- What is needed: Reproduce the records below exactly as shown.

[Data about app and page elements]
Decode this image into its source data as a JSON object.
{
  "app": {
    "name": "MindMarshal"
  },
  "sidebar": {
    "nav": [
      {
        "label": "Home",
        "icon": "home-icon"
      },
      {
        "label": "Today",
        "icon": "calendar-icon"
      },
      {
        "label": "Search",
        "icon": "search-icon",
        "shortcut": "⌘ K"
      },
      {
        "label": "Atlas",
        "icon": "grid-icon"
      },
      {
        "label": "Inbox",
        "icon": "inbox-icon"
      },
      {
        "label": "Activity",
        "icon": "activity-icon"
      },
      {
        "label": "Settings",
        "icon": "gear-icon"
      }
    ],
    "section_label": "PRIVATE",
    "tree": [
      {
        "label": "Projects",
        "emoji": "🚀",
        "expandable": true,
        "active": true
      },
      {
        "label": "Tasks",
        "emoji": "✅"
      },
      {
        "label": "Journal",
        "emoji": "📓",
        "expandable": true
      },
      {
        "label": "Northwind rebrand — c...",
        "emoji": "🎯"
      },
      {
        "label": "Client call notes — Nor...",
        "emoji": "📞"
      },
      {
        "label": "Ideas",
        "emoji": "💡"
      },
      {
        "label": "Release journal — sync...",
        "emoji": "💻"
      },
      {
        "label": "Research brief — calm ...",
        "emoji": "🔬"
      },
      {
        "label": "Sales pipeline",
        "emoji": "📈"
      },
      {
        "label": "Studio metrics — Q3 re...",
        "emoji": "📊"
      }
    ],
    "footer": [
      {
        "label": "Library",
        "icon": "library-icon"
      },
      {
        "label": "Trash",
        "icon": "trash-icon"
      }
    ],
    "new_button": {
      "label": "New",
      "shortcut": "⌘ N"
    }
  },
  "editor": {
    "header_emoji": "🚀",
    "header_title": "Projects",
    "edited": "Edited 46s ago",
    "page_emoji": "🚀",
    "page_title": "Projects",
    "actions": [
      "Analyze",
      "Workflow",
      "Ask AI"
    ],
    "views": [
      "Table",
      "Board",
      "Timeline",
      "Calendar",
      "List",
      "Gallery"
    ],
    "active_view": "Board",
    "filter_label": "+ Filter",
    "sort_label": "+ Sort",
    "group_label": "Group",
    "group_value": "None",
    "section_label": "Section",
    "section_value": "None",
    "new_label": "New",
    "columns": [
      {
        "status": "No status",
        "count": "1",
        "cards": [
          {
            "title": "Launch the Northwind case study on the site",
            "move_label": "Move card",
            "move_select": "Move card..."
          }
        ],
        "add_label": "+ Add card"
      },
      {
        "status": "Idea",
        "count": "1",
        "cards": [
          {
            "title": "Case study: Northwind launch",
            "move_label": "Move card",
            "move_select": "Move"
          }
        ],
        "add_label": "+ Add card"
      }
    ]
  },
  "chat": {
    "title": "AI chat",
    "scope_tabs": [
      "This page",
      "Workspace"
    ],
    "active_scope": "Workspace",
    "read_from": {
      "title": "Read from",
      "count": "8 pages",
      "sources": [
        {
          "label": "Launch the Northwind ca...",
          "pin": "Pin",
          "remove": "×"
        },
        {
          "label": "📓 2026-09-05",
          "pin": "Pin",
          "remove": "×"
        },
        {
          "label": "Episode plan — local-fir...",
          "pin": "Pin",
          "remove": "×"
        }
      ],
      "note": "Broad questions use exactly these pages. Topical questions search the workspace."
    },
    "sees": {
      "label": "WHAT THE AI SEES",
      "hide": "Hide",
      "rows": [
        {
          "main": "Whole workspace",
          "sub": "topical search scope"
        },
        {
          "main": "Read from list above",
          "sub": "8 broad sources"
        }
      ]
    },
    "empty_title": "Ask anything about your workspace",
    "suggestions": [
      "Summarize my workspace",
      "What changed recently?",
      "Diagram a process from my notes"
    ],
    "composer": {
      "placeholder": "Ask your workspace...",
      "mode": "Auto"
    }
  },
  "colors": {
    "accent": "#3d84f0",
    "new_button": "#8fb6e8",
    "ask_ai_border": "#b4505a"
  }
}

- Answer to the exercise:
Decode this image into its source data as a JSON object.
{
  "app": {
    "name": "MindMarshal"
  },
  "sidebar": {
    "nav": [
      {
        "label": "Home",
        "icon": "home-icon"
      },
      {
        "label": "Today",
        "icon": "calendar-icon"
      },
      {
        "label": "Search",
        "icon": "search-icon",
        "shortcut": "⌘ K"
      },
      {
        "label": "Atlas",
        "icon": "grid-icon"
      },
      {
        "label": "Inbox",
        "icon": "inbox-icon"
      },
      {
        "label": "Activity",
        "icon": "activity-icon"
      },
      {
        "label": "Settings",
        "icon": "gear-icon"
      }
    ],
    "section_label": "PRIVATE",
    "tree": [
      {
        "label": "Projects",
        "emoji": "🚀",
        "expandable": true,
        "active": true
      },
      {
        "label": "Tasks",
        "emoji": "✅"
      },
      {
        "label": "Journal",
        "emoji": "📓",
        "expandable": true
      },
      {
        "label": "Northwind rebrand — c...",
        "emoji": "🎯"
      },
      {
        "label": "Client call notes — Nor...",
        "emoji": "📞"
      },
      {
        "label": "Ideas",
        "emoji": "💡"
      },
      {
        "label": "Release journal — sync...",
        "emoji": "💻"
      },
      {
        "label": "Research brief — calm ...",
        "emoji": "🔬"
      },
      {
        "label": "Sales pipeline",
        "emoji": "📈"
      },
      {
        "label": "Studio metrics — Q3 re...",
        "emoji": "📊"
      }
    ],
    "footer": [
      {
        "label": "Library",
        "icon": "library-icon"
      },
      {
        "label": "Trash",
        "icon": "trash-icon"
      }
    ],
    "new_button": {
      "label": "New",
      "shortcut": "⌘ N"
    }
  },
  "editor": {
    "header_emoji": "🚀",
    "header_title": "Projects",
    "edited": "Edited 46s ago",
    "page_emoji": "🚀",
    "page_title": "Projects",
    "actions": [
      "Analyze",
      "Workflow",
      "Ask AI"
    ],
    "views": [
      "Table",
      "Board",
      "Timeline",
      "Calendar",
      "List",
      "Gallery"
    ],
    "active_view": "Board",
    "filter_label": "+ Filter",
    "sort_label": "+ Sort",
    "group_label": "Group",
    "group_value": "None",
    "section_label": "Section",
    "section_value": "None",
    "new_label": "New",
    "columns": [
      {
        "status": "No status",
        "count": "1",
        "cards": [
          {
            "title": "Launch the Northwind case study on the site",
            "move_label": "Move card",
            "move_select": "Move card..."
          }
        ],
        "add_label": "+ Add card"
      },
      {
        "status": "Idea",
        "count": "1",
        "cards": [
          {
            "title": "Case study: Northwind launch",
            "move_label": "Move card",
            "move_select": "Move"
          }
        ],
        "add_label": "+ Add card"
      }
    ]
  },
  "chat": {
    "title": "AI chat",
    "scope_tabs": [
      "This page",
      "Workspace"
    ],
    "active_scope": "Workspace",
    "read_from": {
      "title": "Read from",
      "count": "8 pages",
      "sources": [
        {
          "label": "Launch the Northwind ca...",
          "pin": "Pin",
          "remove": "×"
        },
        {
          "label": "📓 2026-09-05",
          "pin": "Pin",
          "remove": "×"
        },
        {
          "label": "Episode plan — local-fir...",
          "pin": "Pin",
          "remove": "×"
        }
      ],
      "note": "Broad questions use exactly these pages. Topical questions search the workspace."
    },
    "sees": {
      "label": "WHAT THE AI SEES",
      "hide": "Hide",
      "rows": [
        {
          "main": "Whole workspace",
          "sub": "topical search scope"
        },
        {
          "main": "Read from list above",
          "sub": "8 broad sources"
        }
      ]
    },
    "empty_title": "Ask anything about your workspace",
    "suggestions": [
      "Summarize my workspace",
      "What changed recently?",
      "Diagram a process from my notes"
    ],
    "composer": {
      "placeholder": "Ask your workspace...",
      "mode": "Auto"
    }
  },
  "colors": {
    "accent": "#3d84f0",
    "new_button": "#8fb6e8",
    "ask_ai_border": "#b4505a"
  }
}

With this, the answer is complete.